Your objective: Begin at the line below that contains "What's the underlying". Repeat it and all remaining lines of the records exactly.

Data for review:
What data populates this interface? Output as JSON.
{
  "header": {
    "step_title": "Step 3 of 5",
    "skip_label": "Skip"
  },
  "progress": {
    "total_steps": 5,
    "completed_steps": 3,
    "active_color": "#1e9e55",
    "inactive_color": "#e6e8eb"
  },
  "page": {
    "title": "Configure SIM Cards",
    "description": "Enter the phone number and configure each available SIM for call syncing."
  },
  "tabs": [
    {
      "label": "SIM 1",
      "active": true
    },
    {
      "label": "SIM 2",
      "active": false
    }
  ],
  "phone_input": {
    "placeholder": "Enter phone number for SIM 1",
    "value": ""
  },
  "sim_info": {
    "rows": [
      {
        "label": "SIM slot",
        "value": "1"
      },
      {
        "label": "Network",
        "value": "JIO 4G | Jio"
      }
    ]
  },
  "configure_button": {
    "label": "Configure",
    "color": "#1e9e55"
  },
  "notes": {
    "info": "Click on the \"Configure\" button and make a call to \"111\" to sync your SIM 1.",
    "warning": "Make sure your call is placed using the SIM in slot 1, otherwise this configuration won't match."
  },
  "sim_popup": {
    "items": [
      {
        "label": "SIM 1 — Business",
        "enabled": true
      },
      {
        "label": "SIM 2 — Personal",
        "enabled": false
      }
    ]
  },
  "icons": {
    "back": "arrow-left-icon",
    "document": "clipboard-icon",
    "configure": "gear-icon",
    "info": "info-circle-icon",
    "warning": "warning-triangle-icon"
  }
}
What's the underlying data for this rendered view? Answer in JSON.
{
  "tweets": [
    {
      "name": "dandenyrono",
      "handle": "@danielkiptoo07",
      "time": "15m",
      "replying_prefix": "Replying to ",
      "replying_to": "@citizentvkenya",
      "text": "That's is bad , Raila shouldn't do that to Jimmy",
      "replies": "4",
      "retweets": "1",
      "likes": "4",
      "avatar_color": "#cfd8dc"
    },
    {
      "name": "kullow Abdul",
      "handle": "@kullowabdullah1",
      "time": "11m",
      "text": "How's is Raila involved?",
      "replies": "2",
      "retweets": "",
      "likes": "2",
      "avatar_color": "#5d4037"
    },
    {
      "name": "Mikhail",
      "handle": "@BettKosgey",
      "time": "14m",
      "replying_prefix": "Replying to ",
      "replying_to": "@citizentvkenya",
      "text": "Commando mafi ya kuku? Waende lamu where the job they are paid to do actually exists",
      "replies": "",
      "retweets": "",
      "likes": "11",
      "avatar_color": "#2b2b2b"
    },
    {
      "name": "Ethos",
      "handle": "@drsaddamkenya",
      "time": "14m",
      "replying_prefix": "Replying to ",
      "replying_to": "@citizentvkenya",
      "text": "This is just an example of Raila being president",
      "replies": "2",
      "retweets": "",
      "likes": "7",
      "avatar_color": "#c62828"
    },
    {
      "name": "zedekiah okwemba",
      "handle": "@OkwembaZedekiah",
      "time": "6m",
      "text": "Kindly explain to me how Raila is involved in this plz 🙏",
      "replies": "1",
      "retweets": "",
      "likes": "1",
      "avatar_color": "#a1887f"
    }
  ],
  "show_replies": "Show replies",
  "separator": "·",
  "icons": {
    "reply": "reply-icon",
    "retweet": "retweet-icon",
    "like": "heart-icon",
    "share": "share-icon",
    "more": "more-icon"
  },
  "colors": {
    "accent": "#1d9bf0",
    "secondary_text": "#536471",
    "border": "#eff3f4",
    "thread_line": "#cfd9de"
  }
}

Exercise answer:
What's the underlying data for this rendered view? Answer in JSON.
{
  "tweets": [
    {
      "name": "dandenyrono",
      "handle": "@danielkiptoo07",
      "time": "15m",
      "replying_prefix": "Replying to ",
      "replying_to": "@citizentvkenya",
      "text": "That's is bad , Raila shouldn't do that to Jimmy",
      "replies": "4",
      "retweets": "1",
      "likes": "4",
      "avatar_color": "#cfd8dc"
    },
    {
      "name": "kullow Abdul",
      "handle": "@kullowabdullah1",
      "time": "11m",
      "text": "How's is Raila involved?",
      "replies": "2",
      "retweets": "",
      "likes": "2",
      "avatar_color": "#5d4037"
    },
    {
      "name": "Mikhail",
      "handle": "@BettKosgey",
      "time": "14m",
      "replying_prefix": "Replying to ",
      "replying_to": "@citizentvkenya",
      "text": "Commando mafi ya kuku? Waende lamu where the job they are paid to do actually exists",
      "replies": "",
      "retweets": "",
      "likes": "11",
      "avatar_color": "#2b2b2b"
    },
    {
      "name": "Ethos",
      "handle": "@drsaddamkenya",
      "time": "14m",
      "replying_prefix": "Replying to ",
      "replying_to": "@citizentvkenya",
      "text": "This is just an example of Raila being president",
      "replies": "2",
      "retweets": "",
      "likes": "7",
      "avatar_color": "#c62828"
    },
    {
      "name": "zedekiah okwemba",
      "handle": "@OkwembaZedekiah",
      "time": "6m",
      "text": "Kindly explain to me how Raila is involved in this plz 🙏",
      "replies": "1",
      "retweets": "",
      "likes": "1",
      "avatar_color": "#a1887f"
    }
  ],
  "show_replies": "Show replies",
  "separator": "·",
  "icons": {
    "reply": "reply-icon",
    "retweet": "retweet-icon",
    "like": "heart-icon",
    "share": "share-icon",
    "more": "more-icon"
  },
  "colors": {
    "accent": "#1d9bf0",
    "secondary_text": "#536471",
    "border": "#eff3f4",
    "thread_line": "#cfd9de"
  }
}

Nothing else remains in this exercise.